As part of its comprehensive size standards review required by the Small Business Jobs Act of 2010, SBA evaluated employee-based size standards for all 364 industries in NAICS Sector 31-33 and 57 industries and five exceptions that are not in NAICS Sectors 31-33, 42, or 44‑45 to determine whether they should be retained or revised.

In the first final rule, SBA increased size standards for 209 industries in Sector 31-33.  SBA also increased the refining capacity component of the Petroleum Refiners (NAICS 324110) size standard to 200,000 barrels per calendar day total capacity for businesses that are primarily engaged in petroleum refining.  The rule also eliminates the requirement that 90 percent of a refiner’s output being delivered should be refined by the bidder. 

In the second final rule, SBA increased the employee-based size standards for 30 industries and three exceptions and decreased them for three industries that are not in Sectors 31-33, 42, or 44‑45.

Additionally, in the second rule, SBA amends Footnote 18 to SBA’s table of size standards by adding the requirement that the supply (i.e., computer hardware and software) component of small business set-aside Information Technology Value Added Resellers (ITVAR) contracts must comply with the nonmanufacturing performance requirements or nonmanufacturer rule.  In the proposed rule, the SBA sought comments on eliminating the ITVAR exception under NAICS 541519 (Other Computer Related Services) together with its 150-employee size standard.  In the final rule, SBA maintains ITVAR exception” under NAICS 541519 with the 150-employee size standard. 

The second rule also eliminates the Offshore Marine Air Transportation Services exception under NAICS 481211 and 481212 and Offshore Marine Services exception under NAICS Subsector 483 and their $30.5 million revenues based size standard.  Accordingly, the rule also removes Footnotes 15 and 18 from the SBA’s table of size standards.

The new size standards will enable nearly 1,650 more businesses in those industries to obtain or retain small business status; will give federal agencies a larger pool of small businesses from which to choose for their procurement programs; and will make more small businesses eligible for SBA’s loan programs.

When reviewing size standards, SBA takes into account the structural characteristics of individual industries, including average firm size, startup cost and entry barriers, the degree of competition, and small business share of federal government contracting dollars.  This ensures that small business size definitions reflect current economic conditions and federal marketplace in those industries.  Public comments on the proposed rules are also important to this process.  The Small Business Jobs Act of 2010 requires SBA to review all size standards at least every five years. 

A White Paper entitled, “Size Standards Methodology,” explaining how SBA establishes, reviews, or modifies its receipts based and employee based small business size standards, is available at

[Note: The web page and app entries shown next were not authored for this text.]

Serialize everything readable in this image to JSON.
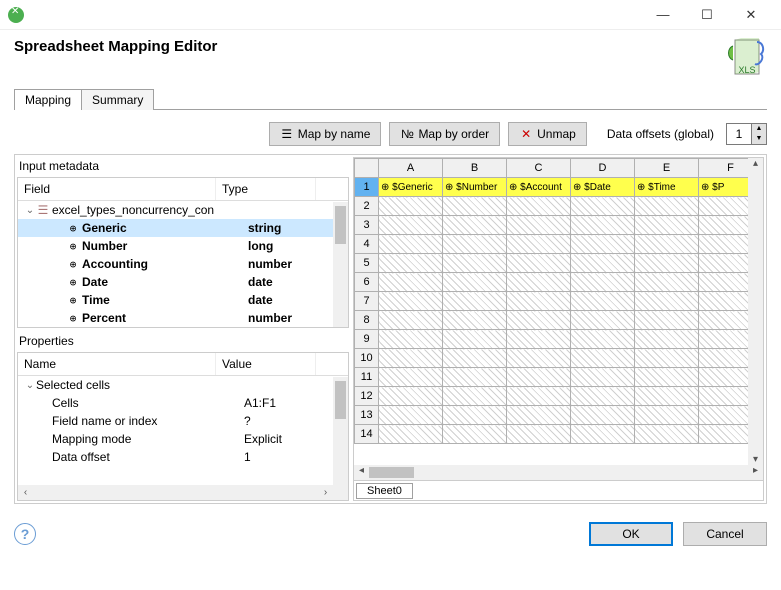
{
  "window": {
    "title": "Spreadsheet Mapping Editor",
    "titlebar_buttons": {
      "min": "—",
      "max": "☐",
      "close": "✕"
    }
  },
  "tabs": [
    "Mapping",
    "Summary"
  ],
  "active_tab": 0,
  "toolbar": {
    "map_by_name": "Map by name",
    "map_by_order": "Map by order",
    "unmap": "Unmap",
    "offsets_label": "Data offsets (global)",
    "offsets_value": "1"
  },
  "metadata": {
    "panel_title": "Input metadata",
    "cols": [
      "Field",
      "Type"
    ],
    "group": "excel_types_noncurrency_con",
    "fields": [
      {
        "name": "Generic",
        "type": "string",
        "selected": true
      },
      {
        "name": "Number",
        "type": "long",
        "selected": false
      },
      {
        "name": "Accounting",
        "type": "number",
        "selected": false
      },
      {
        "name": "Date",
        "type": "date",
        "selected": false
      },
      {
        "name": "Time",
        "type": "date",
        "selected": false
      },
      {
        "name": "Percent",
        "type": "number",
        "selected": false
      }
    ]
  },
  "properties": {
    "panel_title": "Properties",
    "cols": [
      "Name",
      "Value"
    ],
    "group": "Selected cells",
    "rows": [
      {
        "name": "Cells",
        "value": "A1:F1"
      },
      {
        "name": "Field name or index",
        "value": "?"
      },
      {
        "name": "Mapping mode",
        "value": "Explicit"
      },
      {
        "name": "Data offset",
        "value": "1"
      }
    ]
  },
  "sheet": {
    "columns": [
      "A",
      "B",
      "C",
      "D",
      "E",
      "F"
    ],
    "data_row": 1,
    "data_cells": [
      "$Generic",
      "$Number",
      "$Account",
      "$Date",
      "$Time",
      "$P"
    ],
    "blank_row_start": 2,
    "blank_row_end": 14,
    "active_sheet": "Sheet0"
  },
  "footer": {
    "ok": "OK",
    "cancel": "Cancel"
  }
}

For more information on SBA’s revisions to its small business size standards for various industry sectors, click on “What’s New with Size Standards” on SBA’s Web site at